This photo was taken in November 2006 near a town called Nes in the Nenets Autonomous District in Northwest Russia. The Nenets people are indigenous people in Russia that live in the Arctic region. Think of what it would be like to open your door to spy a reindeer in the morning!
Click on image for full size
Image courtesy of Julia Vishnevets
Inuit people live in the chilly northern parts of Canada, Alaska (USA), Siberia (Russia), and Greenland. There are many different groups of people in this large area. Most have similar ways of living in the Arctic. Inuit traditionally hunted for seals, whales, polar bears, caribou, birds and other animals from the Arctic ocean and Arctic tundra. The magical appearance of the aurora in the night sky, the long dark winters, and the icy Arctic Ocean inspired the myths of the Inuit people. Learn more about Inuit culture by clicking on the links below.
Norse people were originally from the northern part of Europe. More than a thousand years ago, groups of Norse explorers and warriors called Vikings settled in other places in the Arctic such as Greenland, Iceland, and northern Russia. Today, many people living in these countries are relatives of the Norse. The Norse got to these new places by boat. Norse people knew how to make very strong boats. The Norse people, including the Vikings, were known to be excellent storytellers. Explore some Norse myths in the links below.
The Earth: Midgard
The Sea: Aegir
The winds: Njord
The Thunder: Thor
The sky: Tyr
The Sky: Odin
The Aurora: Freya
The Northern Lights: The Valkiries
The Sun: Freyr
The Planet Venus: Sif
The Milky Way: Bifrost
The Norse Family Tree
The Sun: Malina
The Moon: Anningan
The Sea: Sedna
Shop Windows to the Universe Science Store!
The Summer 2010 issue of The Earth Scientist
, available in our online store
, includes articles on rivers and snow, classroom planetariums, satellites and oceanography, hands-on astronomy, and global warming.
You might also be interested in:
How did life evolve on Earth?

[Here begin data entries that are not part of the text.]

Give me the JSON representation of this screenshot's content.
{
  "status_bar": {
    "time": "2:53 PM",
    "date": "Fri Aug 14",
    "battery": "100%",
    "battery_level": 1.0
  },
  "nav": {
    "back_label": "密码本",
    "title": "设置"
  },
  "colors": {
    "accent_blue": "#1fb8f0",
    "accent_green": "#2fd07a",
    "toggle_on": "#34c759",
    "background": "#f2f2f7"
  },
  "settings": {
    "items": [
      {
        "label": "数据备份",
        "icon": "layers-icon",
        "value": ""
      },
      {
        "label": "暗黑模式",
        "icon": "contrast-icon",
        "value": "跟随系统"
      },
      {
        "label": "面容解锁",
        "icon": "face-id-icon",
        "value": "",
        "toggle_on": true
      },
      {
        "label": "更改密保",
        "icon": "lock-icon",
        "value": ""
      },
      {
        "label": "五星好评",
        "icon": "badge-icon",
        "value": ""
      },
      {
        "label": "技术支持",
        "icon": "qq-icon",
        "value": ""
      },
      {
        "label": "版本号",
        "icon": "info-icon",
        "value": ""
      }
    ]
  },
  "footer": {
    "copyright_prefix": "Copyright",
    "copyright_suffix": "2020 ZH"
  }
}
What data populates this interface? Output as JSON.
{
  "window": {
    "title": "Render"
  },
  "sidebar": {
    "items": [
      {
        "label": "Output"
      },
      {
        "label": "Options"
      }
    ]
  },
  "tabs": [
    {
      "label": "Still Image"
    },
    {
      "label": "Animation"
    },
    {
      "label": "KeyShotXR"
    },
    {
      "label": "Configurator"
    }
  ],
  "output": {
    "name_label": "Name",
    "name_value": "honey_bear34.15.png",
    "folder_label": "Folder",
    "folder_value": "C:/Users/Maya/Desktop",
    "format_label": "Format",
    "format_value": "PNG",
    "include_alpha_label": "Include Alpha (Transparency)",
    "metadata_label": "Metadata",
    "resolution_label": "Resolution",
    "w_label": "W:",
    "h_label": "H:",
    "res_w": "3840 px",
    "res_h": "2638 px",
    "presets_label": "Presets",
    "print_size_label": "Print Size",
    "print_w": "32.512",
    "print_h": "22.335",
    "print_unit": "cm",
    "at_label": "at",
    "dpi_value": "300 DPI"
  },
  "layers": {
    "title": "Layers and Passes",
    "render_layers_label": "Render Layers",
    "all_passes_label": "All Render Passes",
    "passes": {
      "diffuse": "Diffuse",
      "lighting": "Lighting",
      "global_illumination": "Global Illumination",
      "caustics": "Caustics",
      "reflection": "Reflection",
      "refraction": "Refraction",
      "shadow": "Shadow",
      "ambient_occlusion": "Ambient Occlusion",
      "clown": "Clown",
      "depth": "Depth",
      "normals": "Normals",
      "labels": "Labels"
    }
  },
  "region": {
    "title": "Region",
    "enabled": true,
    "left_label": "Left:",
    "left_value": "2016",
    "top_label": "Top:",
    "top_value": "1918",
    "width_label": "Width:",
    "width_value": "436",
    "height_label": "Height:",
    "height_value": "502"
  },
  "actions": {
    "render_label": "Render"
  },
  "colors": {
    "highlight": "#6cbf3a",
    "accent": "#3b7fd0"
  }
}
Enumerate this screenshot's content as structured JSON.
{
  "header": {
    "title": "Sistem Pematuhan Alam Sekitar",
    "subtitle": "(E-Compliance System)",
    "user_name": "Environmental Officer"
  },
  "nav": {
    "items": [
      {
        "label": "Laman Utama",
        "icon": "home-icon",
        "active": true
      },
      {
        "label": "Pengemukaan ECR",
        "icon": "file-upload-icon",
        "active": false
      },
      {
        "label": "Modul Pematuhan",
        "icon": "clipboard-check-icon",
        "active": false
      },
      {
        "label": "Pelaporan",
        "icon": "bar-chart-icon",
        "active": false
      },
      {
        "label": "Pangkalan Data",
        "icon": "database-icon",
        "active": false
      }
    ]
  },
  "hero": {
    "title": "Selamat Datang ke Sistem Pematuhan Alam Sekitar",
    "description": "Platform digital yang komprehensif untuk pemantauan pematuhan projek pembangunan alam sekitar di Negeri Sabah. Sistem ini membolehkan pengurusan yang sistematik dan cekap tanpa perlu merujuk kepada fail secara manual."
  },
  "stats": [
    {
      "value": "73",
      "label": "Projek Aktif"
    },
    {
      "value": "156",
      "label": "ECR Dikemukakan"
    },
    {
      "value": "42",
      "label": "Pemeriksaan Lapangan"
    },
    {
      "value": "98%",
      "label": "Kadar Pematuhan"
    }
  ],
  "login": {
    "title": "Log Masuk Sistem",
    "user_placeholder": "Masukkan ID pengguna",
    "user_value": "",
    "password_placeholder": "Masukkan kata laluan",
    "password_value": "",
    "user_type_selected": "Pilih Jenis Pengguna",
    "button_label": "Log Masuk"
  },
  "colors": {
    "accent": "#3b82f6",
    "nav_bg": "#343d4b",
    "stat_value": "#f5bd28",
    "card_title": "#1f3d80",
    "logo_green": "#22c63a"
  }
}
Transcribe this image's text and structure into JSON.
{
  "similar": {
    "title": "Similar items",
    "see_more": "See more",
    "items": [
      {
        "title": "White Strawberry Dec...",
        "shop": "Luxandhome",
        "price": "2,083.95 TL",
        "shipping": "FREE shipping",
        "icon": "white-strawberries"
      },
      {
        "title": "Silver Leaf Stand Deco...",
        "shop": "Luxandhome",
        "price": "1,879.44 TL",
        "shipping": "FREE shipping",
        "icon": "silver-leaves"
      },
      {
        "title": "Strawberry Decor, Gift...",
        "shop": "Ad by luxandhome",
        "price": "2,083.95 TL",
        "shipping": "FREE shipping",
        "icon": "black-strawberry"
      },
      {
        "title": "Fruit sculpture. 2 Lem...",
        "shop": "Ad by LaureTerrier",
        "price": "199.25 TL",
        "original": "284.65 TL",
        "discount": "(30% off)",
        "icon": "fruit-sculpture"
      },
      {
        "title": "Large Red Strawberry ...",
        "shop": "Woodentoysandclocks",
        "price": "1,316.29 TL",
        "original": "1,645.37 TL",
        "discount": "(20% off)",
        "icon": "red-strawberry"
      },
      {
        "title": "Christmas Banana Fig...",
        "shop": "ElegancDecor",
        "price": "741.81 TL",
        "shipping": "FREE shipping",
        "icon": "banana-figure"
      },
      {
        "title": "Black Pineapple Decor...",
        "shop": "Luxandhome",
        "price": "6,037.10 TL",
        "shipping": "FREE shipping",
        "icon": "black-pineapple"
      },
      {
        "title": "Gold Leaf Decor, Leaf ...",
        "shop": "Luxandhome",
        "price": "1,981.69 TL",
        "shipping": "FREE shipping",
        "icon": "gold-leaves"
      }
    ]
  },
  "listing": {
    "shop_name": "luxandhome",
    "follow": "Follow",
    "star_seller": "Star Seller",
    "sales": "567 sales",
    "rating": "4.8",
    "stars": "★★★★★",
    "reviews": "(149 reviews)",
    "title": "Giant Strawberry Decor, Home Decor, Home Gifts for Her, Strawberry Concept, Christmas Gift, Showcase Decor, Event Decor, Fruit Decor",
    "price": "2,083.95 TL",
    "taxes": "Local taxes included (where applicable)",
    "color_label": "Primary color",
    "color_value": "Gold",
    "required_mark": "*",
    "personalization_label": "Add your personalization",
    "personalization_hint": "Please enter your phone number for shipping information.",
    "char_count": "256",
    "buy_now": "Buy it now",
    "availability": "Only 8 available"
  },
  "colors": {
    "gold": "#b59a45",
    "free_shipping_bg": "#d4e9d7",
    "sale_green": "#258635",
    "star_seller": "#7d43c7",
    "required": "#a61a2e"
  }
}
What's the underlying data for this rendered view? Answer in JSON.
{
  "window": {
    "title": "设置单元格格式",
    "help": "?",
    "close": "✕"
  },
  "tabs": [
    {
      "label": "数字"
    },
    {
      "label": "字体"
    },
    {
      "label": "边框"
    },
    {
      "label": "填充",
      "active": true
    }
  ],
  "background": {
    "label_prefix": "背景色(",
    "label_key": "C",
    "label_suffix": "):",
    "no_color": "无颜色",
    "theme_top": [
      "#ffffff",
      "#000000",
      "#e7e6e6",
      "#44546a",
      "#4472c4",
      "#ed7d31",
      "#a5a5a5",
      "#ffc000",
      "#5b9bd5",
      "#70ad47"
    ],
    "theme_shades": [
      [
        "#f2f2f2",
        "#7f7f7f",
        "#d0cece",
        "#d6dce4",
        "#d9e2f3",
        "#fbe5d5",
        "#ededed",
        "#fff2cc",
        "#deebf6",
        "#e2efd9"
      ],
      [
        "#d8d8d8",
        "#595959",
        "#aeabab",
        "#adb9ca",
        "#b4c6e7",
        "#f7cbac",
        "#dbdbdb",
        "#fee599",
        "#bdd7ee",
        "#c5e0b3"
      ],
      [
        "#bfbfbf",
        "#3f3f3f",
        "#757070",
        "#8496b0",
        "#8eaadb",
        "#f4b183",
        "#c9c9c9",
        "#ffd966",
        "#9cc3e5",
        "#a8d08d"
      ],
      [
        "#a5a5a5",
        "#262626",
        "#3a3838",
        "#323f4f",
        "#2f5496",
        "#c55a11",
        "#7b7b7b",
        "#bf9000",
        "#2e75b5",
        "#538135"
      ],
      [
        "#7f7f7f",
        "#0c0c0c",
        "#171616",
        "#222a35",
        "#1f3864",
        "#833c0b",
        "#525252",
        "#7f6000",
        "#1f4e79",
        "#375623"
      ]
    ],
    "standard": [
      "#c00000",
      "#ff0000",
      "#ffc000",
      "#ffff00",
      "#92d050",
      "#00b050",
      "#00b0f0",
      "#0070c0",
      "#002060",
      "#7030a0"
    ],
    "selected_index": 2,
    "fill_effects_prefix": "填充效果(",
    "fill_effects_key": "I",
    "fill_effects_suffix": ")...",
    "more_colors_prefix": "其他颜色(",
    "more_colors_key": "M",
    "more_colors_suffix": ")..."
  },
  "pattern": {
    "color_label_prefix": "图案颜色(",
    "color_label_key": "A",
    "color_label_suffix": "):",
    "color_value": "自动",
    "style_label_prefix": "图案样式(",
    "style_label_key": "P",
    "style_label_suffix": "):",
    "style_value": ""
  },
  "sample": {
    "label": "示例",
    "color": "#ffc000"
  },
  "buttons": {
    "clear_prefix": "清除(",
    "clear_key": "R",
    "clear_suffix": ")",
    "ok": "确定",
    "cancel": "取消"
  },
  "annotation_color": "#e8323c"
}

The answer to this question can help us understand our past and prepare for our future. Although evolution provides credible and reliable answers, polls show that many people turn away from science, seeking other explanations with which they are more comfortable....more
The aurora is also known as the northern and southern lights. They are called northern lights if they are seen in the northern hemisphere and southern lights if they are seen in the southern hemisphere....more
In Norse mythology, Midgard is the Earth. It was created when the supreme god, Odin and his two brothers slayed a giant. The roots of the tree reach into the underworld and up into the land of the giants....more
Njord was the god of the sea and wind in Norse mythology. He was the father of Freyr and Freya. He was married to the giantess Skadi. Skadi was used to living in the high, icy mountains, and Njord was...more
In the early centuries after the birth of Christ, Tyr was a powerful god of the sky and war. Warriors would put the letter "T" on their weapons for help in battle. Tyr had only one hand. In order to make...more
Norse mythology associates the aurora with the beautiful goddess, Freya, daughter of Njord and the giantess Skadi. Freya was the goddess of beauty and love as well as battle and death. Friday was named...more
In Norse mythology, it is believed that the northern lights (the aurora) were light reflected off the shields of Odin's special assistants, the female warriors called the Valkiries. They were often sent...more
One of the volcanoes on the planet of Venus is named after the Norse goddess Sif. Most of the planetary features of Venus are named after famous women and goddesses . Venus is the only planet named after...more